Today we want to explain what mixed feeding is and how it can be maintained.
We talk about mixed feeding when the baby is combining breast and bottle feeding. There are many reasons why it can be done in a combined way. Whatever yours, here we will explain some important issues to keep in mind that can help you solve some of the most common problems.
When we want to maintain a mixed lactation but we want to continue breastfeeding our baby, we can find two possible problems:
Nipple confusion: There is a certain controversy about what is referred to as nipple confusion, but there are many of you who tell us about the problems caused by the use of teats to maintain your lactation. Although it may seem that bottles teats are very similar to a nipple and although the brands that manufacture them tell us that their shape are anatomical, ergonomic and perfectly designed so that the baby does not notice the difference between taking the breast and the bottle, the reality is stubborn and does not always fit with advertising slogans.

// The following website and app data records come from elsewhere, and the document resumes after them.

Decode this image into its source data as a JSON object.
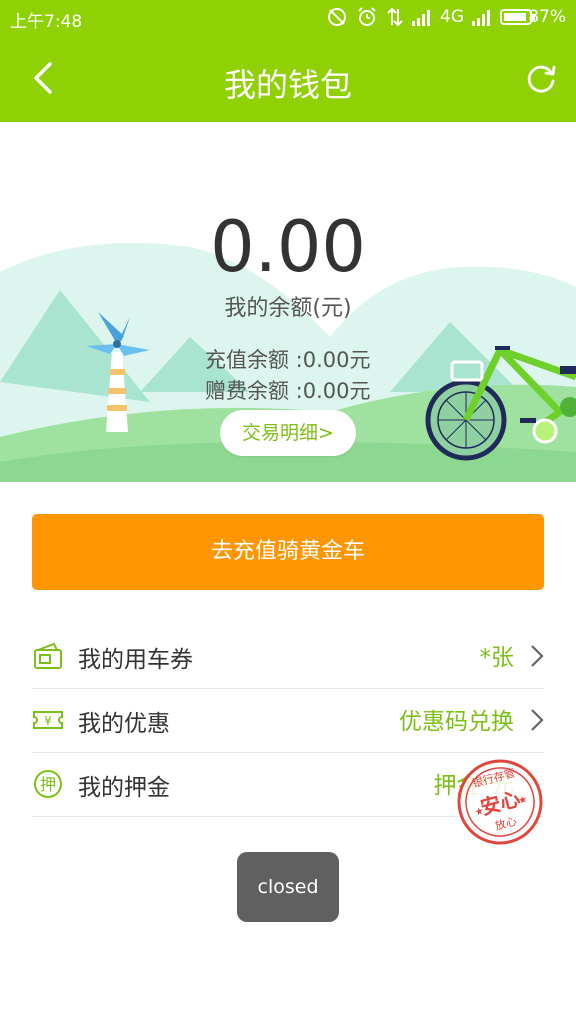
{
  "status_bar": {
    "time": "上午7:48",
    "network": "4G",
    "battery": "87%"
  },
  "header": {
    "title": "我的钱包"
  },
  "wallet": {
    "balance": "0.00",
    "balance_label": "我的余额(元)",
    "recharge_balance": "充值余额 :0.00元",
    "gift_balance": "赠费余额 :0.00元",
    "detail_button": "交易明细>"
  },
  "recharge_button": "去充值骑黄金车",
  "menu": [
    {
      "icon": "ticket-icon",
      "label": "我的用车券",
      "value": "*张"
    },
    {
      "icon": "coupon-icon",
      "label": "我的优惠",
      "value": "优惠码兑换"
    },
    {
      "icon": "deposit-icon",
      "label": "我的押金",
      "value": "押金*元"
    }
  ],
  "stamp": {
    "main": "安心",
    "top": "银行存管",
    "bottom": "放心"
  },
  "toast": "closed",
  "colors": {
    "brand_green": "#8fd104",
    "accent_orange": "#ff9501",
    "text_green": "#7cbf16"
  }
}
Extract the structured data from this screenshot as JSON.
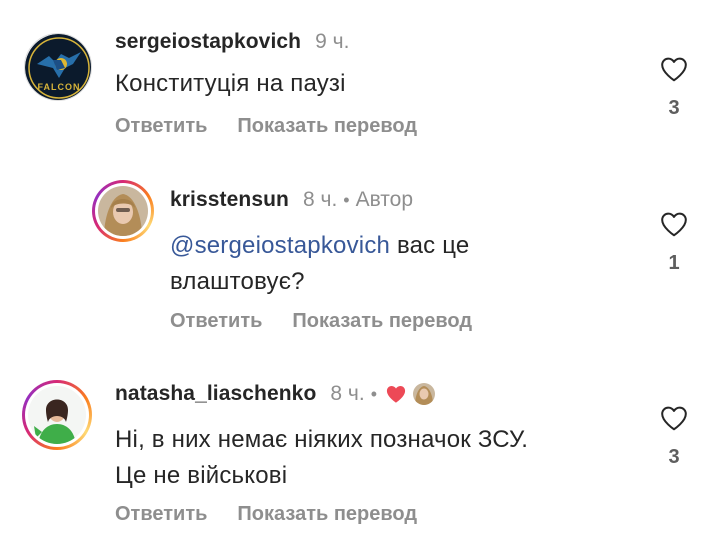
{
  "comments": [
    {
      "username": "sergeiostapkovich",
      "time": "9 ч.",
      "text": "Конституція на паузі",
      "reply_label": "Ответить",
      "translate_label": "Показать перевод",
      "likes": "3",
      "avatar_text": "FALCON"
    },
    {
      "username": "krisstensun",
      "time": "8 ч.",
      "dot": "•",
      "author_tag": "Автор",
      "mention": "@sergeiostapkovich",
      "text_after_mention": " вас це",
      "text_line2": "влаштовує?",
      "reply_label": "Ответить",
      "translate_label": "Показать перевод",
      "likes": "1"
    },
    {
      "username": "natasha_liaschenko",
      "time": "8 ч.",
      "dot": "•",
      "text_line1": "Ні, в них немає ніяких позначок ЗСУ.",
      "text_line2": "Це не військові",
      "reply_label": "Ответить",
      "translate_label": "Показать перевод",
      "likes": "3"
    }
  ],
  "icons": {
    "like": "heart-outline-icon",
    "author_like": "heart-filled-icon"
  },
  "colors": {
    "username": "#262626",
    "meta": "#8e8e8e",
    "mention": "#385898",
    "heart_red": "#ed4956"
  }
}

To begin with, the baby’s latch on to the breast or a teat is completely different. This makes it hard for many babies to know what to expect when they come across a teat in their mouth. Also, to get milk, babies must suck very differently in one case or another and that, in some babies who have been offered a bottle, may later cause rejection of the breast because of their inability to breastfeed.
The amount of milk: when babies suckle, they get small amounts of milk and this takes time and effort. With a bottle the milk flows very fast and in a few minutes they can drink a lot. This causes some babies to become frustrated when they are trying to breastfeed, since the process is slower.
So, what can I do to maintain mixed feeding?
1. Keep your baby close to you
Although it may seem obvious, it is always advisable to keep your baby close when you give him formula. The idea is that formula feeds should look like anything possible breast feeds. Thus, mother and baby should be close and maintain eye and physical contact while the baby eats.
Try to alternate sides to help the baby’s laterality development.
2. Offer the breast in the first place
Whenever possible, offer the breast first and leave the formula for the end, and only when necessary.
3. Choose the most appropriate method of supplementation
It is always advisable to look for the least invasive method of supplementation possible, which allows the baby to regulate the amount of formula he wants to drink, and it is the responsibility of the parents to give him the milk slowly so that he has time to notice the signs of satiety that he will receive when he has had enough. If possible, the method you choose should help to avoid the confusion in sucking that we mentioned before. If you give your baby milk in a bottle and you want to keep it that way and you want the baby not to reject the breast, try the so-called Kassing method.
4. Evaluate well the need to give artificial milk
It is important that you consider the reasons that led you to choose a mixed lactation.
If your baby is gaining weight at a good rate and you don’t have low production difficulties, it can be counterproductive to increase the amount of formula offered to your baby as he or she grows. Depending on what you want to do and how willing the baby is, you can also consider the possibility of relactating.
5. When you finish:
If at the end of the feed you can offer breast to the baby you will be helping him to understand that satiety comes from the breast and not from the bottle. You will also help the baby to relax and fall asleep more easily by allowing him to stay sucking on the bottle, as babies often lack time to simply suck when are bottle fed.
We hope these simple guidelines can help you to achieve the happy and long-lasting mixed lactation you desire.